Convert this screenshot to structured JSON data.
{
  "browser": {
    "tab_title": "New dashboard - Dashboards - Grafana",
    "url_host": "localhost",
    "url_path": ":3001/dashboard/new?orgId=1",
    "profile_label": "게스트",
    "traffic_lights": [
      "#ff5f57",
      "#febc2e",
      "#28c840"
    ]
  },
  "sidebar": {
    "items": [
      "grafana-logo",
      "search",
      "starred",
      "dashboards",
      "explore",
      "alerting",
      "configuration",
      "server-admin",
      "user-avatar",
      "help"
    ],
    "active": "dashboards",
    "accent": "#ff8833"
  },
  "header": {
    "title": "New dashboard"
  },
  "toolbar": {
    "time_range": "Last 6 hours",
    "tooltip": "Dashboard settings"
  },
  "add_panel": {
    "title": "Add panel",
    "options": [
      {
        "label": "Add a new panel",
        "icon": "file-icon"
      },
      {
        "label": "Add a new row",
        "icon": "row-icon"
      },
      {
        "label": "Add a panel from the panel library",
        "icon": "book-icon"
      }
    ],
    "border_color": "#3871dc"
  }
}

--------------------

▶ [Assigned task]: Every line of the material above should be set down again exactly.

▶ [Task response]:
Convert this screenshot to structured JSON data.
{
  "browser": {
    "tab_title": "New dashboard - Dashboards - Grafana",
    "url_host": "localhost",
    "url_path": ":3001/dashboard/new?orgId=1",
    "profile_label": "게스트",
    "traffic_lights": [
      "#ff5f57",
      "#febc2e",
      "#28c840"
    ]
  },
  "sidebar": {
    "items": [
      "grafana-logo",
      "search",
      "starred",
      "dashboards",
      "explore",
      "alerting",
      "configuration",
      "server-admin",
      "user-avatar",
      "help"
    ],
    "active": "dashboards",
    "accent": "#ff8833"
  },
  "header": {
    "title": "New dashboard"
  },
  "toolbar": {
    "time_range": "Last 6 hours",
    "tooltip": "Dashboard settings"
  },
  "add_panel": {
    "title": "Add panel",
    "options": [
      {
        "label": "Add a new panel",
        "icon": "file-icon"
      },
      {
        "label": "Add a new row",
        "icon": "row-icon"
      },
      {
        "label": "Add a panel from the panel library",
        "icon": "book-icon"
      }
    ],
    "border_color": "#3871dc"
  }
}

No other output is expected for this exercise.